Companies began hiring again and adding more positions to their staff. Overtaxed employees, who had done the job of two for the past several years, now had their choice of employers.
With this shift came a change in the focus of pre-employment screening. Previously, screening was driven by clients looking to ensure the right match. Now the candidate – who could choose from many available jobs – must be “sold” on a particular company. Staffing firms began to play a consultative role, advising client companies of those factors beyond salary and location that might influence a candidate’s job selection. Client companies came to rely on staffing firms to ensure they employed a long-term candidate, one who sought a job with those extra benefits that their company offered.
This paradigm shift in employer attitudes toward compensation prompted investments in benefits like sales-driven bonuses, enticing travel, team-building lunches and birthday holidays to recruit and retain top talent.
A New Position is Born
The anthrax threat probably had the biggest impact on the food industry, bringing to light the vulnerabilities in our nation’s food and water supply.
The threat of bioterrorism has led to the creation of a new, hybrid position in food science: Food safety personnel. This professional must not only have a manufacturing background, but also an understanding of contamination. This career path requires a micro-based degree, although no specific coursework in food safety is offered at the university level. The skills and experience of food safety personnel are niche-focused, specific to meat, milk or the canned foods industries, for example, and thus it is very expensive and difficult for companies to find qualified food safety staff.

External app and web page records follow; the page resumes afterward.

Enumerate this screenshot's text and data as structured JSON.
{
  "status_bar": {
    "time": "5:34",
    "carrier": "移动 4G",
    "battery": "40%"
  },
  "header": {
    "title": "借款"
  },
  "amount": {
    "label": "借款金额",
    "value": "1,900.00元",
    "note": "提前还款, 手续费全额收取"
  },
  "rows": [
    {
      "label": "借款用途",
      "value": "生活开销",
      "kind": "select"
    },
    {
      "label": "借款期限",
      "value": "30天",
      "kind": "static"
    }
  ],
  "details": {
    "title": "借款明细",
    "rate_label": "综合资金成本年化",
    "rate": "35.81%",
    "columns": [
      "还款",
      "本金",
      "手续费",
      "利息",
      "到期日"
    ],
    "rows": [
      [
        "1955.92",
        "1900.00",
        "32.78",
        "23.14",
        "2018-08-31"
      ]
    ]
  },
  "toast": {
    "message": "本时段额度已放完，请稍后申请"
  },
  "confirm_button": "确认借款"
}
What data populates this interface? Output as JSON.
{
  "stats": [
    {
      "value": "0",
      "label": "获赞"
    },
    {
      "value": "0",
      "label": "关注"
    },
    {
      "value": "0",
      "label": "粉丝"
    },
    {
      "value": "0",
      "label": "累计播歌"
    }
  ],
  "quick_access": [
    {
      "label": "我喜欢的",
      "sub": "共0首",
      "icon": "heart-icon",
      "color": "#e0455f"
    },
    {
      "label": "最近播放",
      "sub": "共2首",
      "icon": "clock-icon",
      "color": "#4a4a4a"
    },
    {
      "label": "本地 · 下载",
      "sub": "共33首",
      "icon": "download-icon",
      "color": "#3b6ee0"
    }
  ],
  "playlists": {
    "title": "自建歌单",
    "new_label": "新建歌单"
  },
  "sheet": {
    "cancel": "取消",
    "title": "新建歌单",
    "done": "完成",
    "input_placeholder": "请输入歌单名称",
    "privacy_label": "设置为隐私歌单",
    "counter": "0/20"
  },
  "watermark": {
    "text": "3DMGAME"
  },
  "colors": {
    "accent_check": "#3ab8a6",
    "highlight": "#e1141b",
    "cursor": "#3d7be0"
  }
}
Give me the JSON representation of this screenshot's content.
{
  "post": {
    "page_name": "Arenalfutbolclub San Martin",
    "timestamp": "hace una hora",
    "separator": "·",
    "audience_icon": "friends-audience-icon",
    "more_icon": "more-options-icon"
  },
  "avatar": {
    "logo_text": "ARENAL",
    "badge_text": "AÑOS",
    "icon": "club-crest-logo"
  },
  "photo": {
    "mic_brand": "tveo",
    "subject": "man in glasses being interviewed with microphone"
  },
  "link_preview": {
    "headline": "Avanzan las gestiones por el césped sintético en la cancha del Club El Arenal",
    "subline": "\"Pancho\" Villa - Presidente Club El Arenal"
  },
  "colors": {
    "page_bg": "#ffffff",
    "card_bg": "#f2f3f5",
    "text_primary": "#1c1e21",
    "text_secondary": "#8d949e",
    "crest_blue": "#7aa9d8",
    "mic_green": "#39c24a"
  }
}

Those with experience in this highly-skilled job are unlikely to post resumes on Monster.com and other job sites. Instead, staffing firms are tasked to find these individuals and determine through pre-employment screening those factors that have prompted them to leave their current position, and which benefits will entice them to take a new position. In addition, client companies are investing a great deal of money in training and food safety education to develop existing staff in other positions into food safety personnel.
Making the Staffing Relationship Work for You
With such emphasis placed on finding the “right” employee, it is important that companies choose the right staffing partner that follows a proven disciplined process for pre-employment screening.
It is imperative that the staffing firm have experience specifically in the food and beverage industry and those recruiters have a scientific background. A scientific background is not only helpful in discussing the skill sets required of the new employee with the client company, but also when interviewing a candidate. This will ensure that the recruiter can ask complex questions pertaining to the candidate’s work history to check the validity of the resume.
Some staffing firms may even train recruiters in behavior analysis to ensure candidates are a good match for a company’s culture. If a lab’s atmosphere is social for example, where employees are friends outside the office, introducing an introverted person could change the whole dynamic of the lab and even prompt the resignation of senior permanent employees.
Unless requested by the client company, staffing firms are not allowed to perform background checks on new hires during pre-employment screening because it is viewed as discriminatory. Instead, social security and criminal checks with the county are performed. Staffing firms generally do not sponsor workers from other countries, only employing those foreign workers who already have work visas.
Although the events of September 11th have not necessitated a change in the methods or number of staffing firms using pre-employment screening, they have only enhanced their value to hiring managers.
Krista Ashbrook is market director for Kforce Scientific Staffing (Dallas, Texas), a division of Kforce Inc. Reach her at firstname.lastname@example.org.